SUPPLIED DATA
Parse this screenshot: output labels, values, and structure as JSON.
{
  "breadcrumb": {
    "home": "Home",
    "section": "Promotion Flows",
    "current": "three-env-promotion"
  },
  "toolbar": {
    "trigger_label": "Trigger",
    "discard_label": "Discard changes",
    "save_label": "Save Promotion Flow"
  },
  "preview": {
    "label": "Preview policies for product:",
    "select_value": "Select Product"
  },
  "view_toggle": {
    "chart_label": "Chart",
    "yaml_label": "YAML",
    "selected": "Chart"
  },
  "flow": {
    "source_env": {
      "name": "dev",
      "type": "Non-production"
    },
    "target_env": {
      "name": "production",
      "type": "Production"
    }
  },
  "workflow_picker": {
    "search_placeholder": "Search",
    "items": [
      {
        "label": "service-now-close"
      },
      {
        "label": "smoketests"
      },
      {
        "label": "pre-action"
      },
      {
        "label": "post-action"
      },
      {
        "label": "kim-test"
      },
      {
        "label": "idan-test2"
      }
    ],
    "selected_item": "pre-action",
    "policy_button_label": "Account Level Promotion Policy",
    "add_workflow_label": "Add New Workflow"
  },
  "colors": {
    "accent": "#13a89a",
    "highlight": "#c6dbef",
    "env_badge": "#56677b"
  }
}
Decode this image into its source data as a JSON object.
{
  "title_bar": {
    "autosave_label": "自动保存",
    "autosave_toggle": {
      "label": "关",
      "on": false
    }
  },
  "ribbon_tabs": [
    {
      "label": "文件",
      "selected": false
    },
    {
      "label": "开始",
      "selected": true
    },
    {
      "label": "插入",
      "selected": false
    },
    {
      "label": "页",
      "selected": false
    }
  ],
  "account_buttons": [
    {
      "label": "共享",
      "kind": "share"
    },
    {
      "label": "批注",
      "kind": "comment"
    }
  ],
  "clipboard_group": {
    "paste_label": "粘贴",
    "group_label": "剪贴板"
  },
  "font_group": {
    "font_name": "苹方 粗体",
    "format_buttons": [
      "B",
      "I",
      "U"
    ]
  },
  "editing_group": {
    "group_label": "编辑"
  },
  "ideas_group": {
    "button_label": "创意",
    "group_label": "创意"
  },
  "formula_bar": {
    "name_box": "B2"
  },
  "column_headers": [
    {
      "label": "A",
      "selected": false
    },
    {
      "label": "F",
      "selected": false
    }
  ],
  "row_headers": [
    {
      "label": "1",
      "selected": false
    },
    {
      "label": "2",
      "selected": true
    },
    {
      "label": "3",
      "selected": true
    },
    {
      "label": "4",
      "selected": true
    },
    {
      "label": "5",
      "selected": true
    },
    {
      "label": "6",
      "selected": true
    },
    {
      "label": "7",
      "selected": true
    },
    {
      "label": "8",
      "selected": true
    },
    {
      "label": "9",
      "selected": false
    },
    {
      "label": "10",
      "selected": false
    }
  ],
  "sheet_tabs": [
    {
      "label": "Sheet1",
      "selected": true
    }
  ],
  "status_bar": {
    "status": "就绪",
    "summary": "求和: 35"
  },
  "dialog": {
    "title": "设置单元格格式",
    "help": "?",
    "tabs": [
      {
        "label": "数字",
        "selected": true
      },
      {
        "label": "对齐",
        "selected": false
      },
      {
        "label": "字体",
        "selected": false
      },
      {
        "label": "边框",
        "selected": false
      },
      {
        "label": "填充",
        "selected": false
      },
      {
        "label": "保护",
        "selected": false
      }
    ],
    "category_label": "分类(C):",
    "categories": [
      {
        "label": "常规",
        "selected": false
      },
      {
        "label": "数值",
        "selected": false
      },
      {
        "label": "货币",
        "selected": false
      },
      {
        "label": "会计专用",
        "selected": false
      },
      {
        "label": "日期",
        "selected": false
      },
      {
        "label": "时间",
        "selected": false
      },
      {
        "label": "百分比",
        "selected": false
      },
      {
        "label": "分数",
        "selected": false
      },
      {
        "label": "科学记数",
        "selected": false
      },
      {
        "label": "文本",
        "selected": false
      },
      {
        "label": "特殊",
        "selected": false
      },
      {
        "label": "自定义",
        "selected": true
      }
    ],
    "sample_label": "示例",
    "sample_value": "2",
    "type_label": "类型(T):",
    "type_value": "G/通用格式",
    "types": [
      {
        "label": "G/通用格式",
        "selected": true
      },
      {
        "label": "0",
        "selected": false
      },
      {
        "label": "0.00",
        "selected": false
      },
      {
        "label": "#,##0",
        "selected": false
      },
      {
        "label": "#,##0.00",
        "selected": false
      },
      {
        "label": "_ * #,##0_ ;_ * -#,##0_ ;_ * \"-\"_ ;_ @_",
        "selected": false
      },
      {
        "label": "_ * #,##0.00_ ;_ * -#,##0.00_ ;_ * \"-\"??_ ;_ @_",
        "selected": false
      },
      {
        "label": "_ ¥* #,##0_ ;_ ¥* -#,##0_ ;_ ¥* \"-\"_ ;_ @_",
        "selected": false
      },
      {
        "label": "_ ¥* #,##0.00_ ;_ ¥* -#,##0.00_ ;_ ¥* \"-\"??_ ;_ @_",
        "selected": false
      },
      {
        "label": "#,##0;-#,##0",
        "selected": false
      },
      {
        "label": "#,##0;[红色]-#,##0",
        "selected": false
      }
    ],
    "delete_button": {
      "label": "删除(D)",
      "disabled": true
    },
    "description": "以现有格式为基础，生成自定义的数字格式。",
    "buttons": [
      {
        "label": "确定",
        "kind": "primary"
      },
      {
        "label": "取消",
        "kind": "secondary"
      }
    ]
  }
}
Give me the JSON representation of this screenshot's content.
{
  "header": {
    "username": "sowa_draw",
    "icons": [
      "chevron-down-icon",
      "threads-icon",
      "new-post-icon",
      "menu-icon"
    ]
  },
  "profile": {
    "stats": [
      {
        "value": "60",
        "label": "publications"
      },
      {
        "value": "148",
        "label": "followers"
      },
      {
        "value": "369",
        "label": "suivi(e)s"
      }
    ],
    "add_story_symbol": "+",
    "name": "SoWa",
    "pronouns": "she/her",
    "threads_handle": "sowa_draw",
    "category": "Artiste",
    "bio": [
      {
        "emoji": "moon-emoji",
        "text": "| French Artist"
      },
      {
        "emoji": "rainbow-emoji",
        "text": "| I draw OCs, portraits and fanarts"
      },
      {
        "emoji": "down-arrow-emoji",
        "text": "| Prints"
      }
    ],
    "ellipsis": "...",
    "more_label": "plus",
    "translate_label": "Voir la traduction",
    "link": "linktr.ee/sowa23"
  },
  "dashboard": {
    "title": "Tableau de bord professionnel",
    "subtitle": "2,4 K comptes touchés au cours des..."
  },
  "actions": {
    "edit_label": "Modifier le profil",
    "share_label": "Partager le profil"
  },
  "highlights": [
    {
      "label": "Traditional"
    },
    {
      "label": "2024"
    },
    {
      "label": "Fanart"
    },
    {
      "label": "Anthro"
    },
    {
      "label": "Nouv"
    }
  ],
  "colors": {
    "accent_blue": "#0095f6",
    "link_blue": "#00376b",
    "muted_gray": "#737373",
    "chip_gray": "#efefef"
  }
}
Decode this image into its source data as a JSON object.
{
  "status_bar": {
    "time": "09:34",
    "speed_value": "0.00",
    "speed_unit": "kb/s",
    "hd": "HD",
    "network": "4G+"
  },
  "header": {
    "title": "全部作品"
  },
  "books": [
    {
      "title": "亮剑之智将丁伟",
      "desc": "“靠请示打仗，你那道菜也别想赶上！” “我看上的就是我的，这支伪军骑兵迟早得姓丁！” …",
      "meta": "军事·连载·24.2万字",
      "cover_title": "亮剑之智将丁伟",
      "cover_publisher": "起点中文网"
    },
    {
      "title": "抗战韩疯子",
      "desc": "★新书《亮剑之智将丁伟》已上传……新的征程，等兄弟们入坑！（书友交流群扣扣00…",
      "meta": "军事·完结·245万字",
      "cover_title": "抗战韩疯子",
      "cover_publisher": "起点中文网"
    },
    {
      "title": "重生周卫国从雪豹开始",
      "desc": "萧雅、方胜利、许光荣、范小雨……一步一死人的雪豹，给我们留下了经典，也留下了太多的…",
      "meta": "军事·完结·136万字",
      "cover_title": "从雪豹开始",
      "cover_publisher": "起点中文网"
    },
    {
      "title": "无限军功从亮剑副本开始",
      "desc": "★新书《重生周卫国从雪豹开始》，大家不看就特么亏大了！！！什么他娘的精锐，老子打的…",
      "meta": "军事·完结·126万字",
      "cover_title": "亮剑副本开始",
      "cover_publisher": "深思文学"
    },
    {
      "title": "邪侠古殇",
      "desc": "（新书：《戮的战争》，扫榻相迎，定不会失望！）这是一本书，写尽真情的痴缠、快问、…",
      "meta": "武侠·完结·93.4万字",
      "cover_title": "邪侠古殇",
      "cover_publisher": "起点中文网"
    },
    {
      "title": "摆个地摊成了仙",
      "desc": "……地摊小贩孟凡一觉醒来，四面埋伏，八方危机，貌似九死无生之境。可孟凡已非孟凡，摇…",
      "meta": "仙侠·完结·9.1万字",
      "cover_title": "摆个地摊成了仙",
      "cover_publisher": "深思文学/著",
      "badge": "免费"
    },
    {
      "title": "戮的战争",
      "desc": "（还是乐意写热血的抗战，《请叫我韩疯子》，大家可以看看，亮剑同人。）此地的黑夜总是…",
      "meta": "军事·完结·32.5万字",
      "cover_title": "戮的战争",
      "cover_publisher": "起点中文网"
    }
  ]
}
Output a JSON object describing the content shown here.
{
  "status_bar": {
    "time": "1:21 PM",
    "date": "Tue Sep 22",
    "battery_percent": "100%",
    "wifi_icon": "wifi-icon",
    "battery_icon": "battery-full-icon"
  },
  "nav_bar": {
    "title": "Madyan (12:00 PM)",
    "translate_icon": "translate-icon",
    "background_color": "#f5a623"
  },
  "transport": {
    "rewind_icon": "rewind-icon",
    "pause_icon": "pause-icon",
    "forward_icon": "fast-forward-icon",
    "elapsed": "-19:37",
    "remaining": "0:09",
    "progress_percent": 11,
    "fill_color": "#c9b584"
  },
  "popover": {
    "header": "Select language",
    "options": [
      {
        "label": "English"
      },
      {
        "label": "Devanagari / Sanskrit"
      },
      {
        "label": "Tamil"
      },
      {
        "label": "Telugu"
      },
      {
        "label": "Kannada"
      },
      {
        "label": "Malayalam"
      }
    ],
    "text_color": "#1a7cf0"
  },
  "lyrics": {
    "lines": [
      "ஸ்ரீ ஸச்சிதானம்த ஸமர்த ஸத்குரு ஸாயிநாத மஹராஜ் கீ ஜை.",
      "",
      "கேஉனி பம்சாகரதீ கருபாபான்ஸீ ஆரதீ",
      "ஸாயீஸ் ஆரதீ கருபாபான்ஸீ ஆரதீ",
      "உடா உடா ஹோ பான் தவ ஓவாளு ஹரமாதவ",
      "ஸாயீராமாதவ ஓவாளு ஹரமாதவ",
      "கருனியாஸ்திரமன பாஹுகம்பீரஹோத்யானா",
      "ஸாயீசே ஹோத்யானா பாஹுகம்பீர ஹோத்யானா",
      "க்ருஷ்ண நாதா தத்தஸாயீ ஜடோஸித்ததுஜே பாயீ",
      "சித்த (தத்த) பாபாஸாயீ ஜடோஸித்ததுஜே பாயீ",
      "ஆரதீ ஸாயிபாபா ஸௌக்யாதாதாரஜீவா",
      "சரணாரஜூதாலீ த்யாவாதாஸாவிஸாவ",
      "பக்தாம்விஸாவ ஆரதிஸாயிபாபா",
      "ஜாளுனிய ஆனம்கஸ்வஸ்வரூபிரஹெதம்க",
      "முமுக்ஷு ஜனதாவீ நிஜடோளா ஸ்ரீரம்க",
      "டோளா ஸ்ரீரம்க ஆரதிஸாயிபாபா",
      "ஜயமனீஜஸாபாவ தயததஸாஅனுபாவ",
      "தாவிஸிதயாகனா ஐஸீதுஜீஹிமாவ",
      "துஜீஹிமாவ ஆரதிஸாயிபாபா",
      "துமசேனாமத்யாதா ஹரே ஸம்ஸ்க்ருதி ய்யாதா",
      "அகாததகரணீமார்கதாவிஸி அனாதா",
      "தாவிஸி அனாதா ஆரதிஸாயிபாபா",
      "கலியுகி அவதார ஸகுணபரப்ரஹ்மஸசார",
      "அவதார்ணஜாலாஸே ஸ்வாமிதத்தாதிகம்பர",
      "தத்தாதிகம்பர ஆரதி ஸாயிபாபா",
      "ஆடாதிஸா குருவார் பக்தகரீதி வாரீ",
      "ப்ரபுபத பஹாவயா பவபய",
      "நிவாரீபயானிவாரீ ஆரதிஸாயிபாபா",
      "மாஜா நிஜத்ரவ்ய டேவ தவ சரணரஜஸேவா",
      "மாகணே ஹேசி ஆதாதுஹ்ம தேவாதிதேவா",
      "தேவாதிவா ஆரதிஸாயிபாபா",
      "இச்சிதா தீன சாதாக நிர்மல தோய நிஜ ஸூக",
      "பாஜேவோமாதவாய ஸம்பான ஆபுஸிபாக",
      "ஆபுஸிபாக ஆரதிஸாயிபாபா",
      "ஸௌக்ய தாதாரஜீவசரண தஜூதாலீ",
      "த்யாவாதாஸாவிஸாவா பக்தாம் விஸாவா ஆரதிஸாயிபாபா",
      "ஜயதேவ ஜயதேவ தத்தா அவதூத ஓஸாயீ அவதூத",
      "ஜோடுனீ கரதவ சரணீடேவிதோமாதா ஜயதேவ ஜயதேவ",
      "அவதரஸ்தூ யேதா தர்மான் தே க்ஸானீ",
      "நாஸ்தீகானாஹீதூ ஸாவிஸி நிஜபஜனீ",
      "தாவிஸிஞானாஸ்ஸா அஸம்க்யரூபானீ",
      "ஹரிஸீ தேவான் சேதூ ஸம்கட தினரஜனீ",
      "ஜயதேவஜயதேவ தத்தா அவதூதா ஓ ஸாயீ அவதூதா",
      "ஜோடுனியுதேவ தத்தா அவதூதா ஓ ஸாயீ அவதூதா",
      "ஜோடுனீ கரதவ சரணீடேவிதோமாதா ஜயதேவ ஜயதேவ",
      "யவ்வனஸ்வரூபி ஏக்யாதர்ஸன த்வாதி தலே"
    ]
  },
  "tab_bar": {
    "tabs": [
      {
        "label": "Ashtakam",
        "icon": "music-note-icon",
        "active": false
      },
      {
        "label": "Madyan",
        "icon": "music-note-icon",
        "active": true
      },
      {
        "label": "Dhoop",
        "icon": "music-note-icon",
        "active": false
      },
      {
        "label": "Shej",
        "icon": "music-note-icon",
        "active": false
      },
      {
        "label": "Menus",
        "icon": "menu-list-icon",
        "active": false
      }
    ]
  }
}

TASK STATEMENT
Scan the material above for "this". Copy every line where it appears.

EXERCISE OUTPUT
Parse this screenshot: output labels, values, and structure as JSON.
Decode this image into its source data as a JSON object.
Give me the JSON representation of this screenshot's content.
Decode this image into its source data as a JSON object.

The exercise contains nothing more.